  • Dark chocolate. Hard to believe, but chocolate is a health food. Dark chocolate, that is. Because dark chocolate has a much higher cocoa content, it offers health benefits you don’t get with the milder milk chocolate. Cocoa is bursting with flavonoids and antioxidants and has been linked to better cognition, attention span and memory. Look for dark chocolate that contains at least 70% cacao.
  • Leafy green vegetables. Spinach, kale and collard greens may protect the brain and even improve brain function. These foods are packed with essential nutrients including Vitamins E and K, lutein, beta carotene and folate, which all play a role in promoting brain health.
  • Coffee and tea. Although it hasn’t been completely proven, there is some evidence that caffeine may reduce the risk of developing dementia. Newer studies, including one published Nov. 15, 2021, in PLOS Medicine, found that drinking coffee and tea separately or in combination lowered the risk of stroke and dementia. Researchers followed over 365,000 adults in the UK for 11 years. The observational study revealed that drinking two to three cups of coffee with two to three cups of tea daily was associated with a 28% lower risk of dementia. One possible explanation is the polyphenols (plant chemicals) found in the drinks may reduce chronic inflammation, which is linked to dementia.
  • Whole grains. Incorporating whole grains into your diet is an excellent way to provide energy boosting fuel for your brain. These high-quality carbohydrates are digested slowly and provide long-lasting energy for the brain and body. Whole grains are packed with B vitamins which aid in brain function. They also contain essential amino acid, magnesium and zinc.
  • Walnuts. Loaded with antioxidants—almost double that found in other types of nuts—walnuts also contain alpha-linolenic acid (ALA). Both antioxidants and ALA can fight inflammation and oxidative stress, making walnuts a great brain food. Experts suggest aiming for five, one-ounce servings a week.
  • Avocados. Heart healthy avocados contain lutein, a carotenoid that may improve brain activity. This plant pigment gives fruits and vegetables their color and may improve memory and learning. Avocados are also packed with vitamin E, vitamin C, folate and omega-3 fatty acids.

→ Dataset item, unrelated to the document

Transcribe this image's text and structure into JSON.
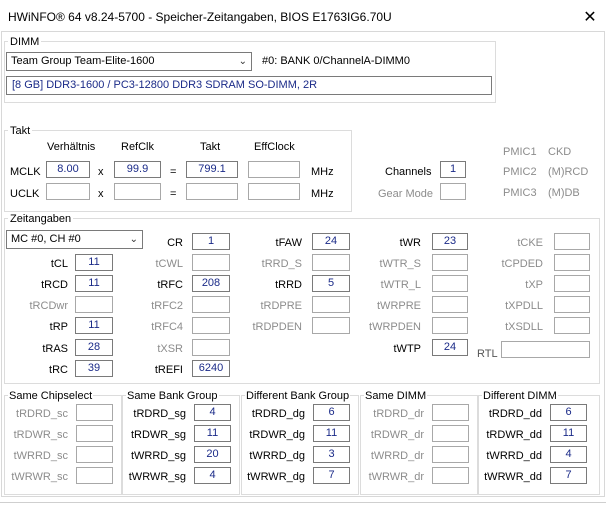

Foods to Avoid for Better Brain Power

What you don’t eat may be almost as important to brain health as what you do eat. Foods that can sap brain power include:

  • Sugary foods. While the brain needs glucose for energy, too much sugar can make you feel tired and sluggish. Excess glucose has been linked to memory and cognitive issues. Natural sugars found in foods like fruits can fuel the brain while added sugars have the opposite effect. Sugary drinks and foods can negatively impact brain health and may even contribute to Alzheimer’s and dementia.
  • Alcohol. A single glass of wine may be fine, but too much alcohol can interfere with the brain’s communication pathways. Chronic alcohol abuse can lead to brain damage.

Changing your diet isn’t easy, but small steps can lead to better brain health. Slowly incorporating healthy foods or replacing processed foods with natural ones can make a big impact in the long run.

The content of this site is for informational purposes only and should not be taken as professional medical advice. Always seek the advice of your physician or other qualified healthcare provider with any questions you may have regarding any medical conditions or treatments.